Appalachian Music and Dance

Rebecca Keeter
Day/Time Taught: 
MW 3:30-4:45 pm
Course Number: 

Arts often reflect and help shape cultural norms and beliefs. In this class, we will explore how traditional music and dance forms and styles in Appalachia are integrated into local communities, paying special attention to their expression in Watauga County and neighboring areas. Through research, interviews, artistic participation, and observation, students will come to understand the European, African and Native American origins of this unique culture and how it represents in many ways the historical diversity of the American experience. We will examine how these music and dance forms not only serve as aesthetic expression, but also perform essential social functions, such as community building, conveying society mores, and passing on traditions and values from one generation to the next. In the class, students might study Native American music and dance and its importance to the community and then attend a Native American powwow. We might investigate traditional Celtic dance traditions through videos, interviews, and readings and then participate in a local traditional dance derived from Celtic culture. We might investigate the African origins as well as modern expressions of the banjo in the Appalachian Collection in the library, in the local community, and through publications such as Foxfire. Then, students would build a simple banjo from “found” materials (cans, branches, wire, etc.) based on their research. Ultimately, students will work in small groups to research and create a final artistic project that demonstrates their understanding of the various roles music and dance have in society. Students will: read materials dealing with traditional arts and culture relating to Appalachia and its bridge cultures; watch and listen to video and audio examples; participate in and experience traditional music and dance forms; work with Appalachian University Documentary Services to learn skills necessary for interviewing and documenting local traditional artists; write reflections of their research and experiences; discuss traditional music and dance and their historical, cultural, aesthetic, and societal roles.

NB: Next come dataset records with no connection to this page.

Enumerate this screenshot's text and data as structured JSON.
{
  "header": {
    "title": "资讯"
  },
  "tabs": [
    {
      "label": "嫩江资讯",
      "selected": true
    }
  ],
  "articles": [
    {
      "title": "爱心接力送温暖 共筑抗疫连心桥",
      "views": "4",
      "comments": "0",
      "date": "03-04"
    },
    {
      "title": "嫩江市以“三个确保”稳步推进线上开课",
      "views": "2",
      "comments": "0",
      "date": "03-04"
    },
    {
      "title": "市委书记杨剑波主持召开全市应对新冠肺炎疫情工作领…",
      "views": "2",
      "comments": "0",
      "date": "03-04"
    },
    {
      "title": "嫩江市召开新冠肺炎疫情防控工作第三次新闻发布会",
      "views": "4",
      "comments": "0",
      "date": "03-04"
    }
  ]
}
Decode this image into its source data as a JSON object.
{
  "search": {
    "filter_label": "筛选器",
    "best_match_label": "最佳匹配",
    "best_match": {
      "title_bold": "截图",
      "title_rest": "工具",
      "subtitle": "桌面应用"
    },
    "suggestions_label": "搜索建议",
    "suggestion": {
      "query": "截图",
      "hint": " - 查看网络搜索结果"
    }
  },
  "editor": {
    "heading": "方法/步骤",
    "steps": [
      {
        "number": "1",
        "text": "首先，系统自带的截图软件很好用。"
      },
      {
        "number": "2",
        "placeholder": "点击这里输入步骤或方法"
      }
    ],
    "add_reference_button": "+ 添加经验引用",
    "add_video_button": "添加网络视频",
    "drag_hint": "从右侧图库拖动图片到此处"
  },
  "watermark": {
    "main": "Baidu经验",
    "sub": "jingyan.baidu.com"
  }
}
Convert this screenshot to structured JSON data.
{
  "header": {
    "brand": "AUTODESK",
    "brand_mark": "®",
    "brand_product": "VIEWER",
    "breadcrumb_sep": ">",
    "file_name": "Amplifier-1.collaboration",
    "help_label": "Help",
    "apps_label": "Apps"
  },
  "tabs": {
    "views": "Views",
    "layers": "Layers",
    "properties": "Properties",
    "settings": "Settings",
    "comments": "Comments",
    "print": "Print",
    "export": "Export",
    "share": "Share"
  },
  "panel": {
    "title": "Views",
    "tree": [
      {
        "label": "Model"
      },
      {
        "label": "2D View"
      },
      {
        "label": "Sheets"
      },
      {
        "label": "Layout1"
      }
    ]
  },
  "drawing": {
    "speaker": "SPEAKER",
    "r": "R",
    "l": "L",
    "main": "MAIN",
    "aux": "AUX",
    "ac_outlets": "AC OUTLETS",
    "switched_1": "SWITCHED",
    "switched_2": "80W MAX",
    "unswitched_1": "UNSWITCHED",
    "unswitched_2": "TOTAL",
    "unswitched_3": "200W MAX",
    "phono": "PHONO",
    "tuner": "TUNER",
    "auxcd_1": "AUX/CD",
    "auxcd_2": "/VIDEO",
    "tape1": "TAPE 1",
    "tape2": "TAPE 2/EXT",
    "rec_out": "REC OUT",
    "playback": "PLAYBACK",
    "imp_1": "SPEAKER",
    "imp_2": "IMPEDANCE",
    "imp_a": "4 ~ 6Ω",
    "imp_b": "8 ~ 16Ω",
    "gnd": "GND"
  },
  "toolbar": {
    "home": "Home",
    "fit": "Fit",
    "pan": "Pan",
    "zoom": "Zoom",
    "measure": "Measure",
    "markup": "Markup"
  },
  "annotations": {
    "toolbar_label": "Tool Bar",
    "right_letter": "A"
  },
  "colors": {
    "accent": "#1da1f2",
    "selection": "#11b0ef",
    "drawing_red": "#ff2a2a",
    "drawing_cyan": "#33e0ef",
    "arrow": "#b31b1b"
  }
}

Contact FYS

The First Year Seminar is part of the General Education Program located in Anne Belk Hall, Room 250.

Phone: 828-262-2028

Our mailing address:
First Year Seminar
ASU Box 32065
Appalachian State University
Boone, NC 28608

Director of First Year Seminar:
Dr. Martha McCaughey

QEP Global Learning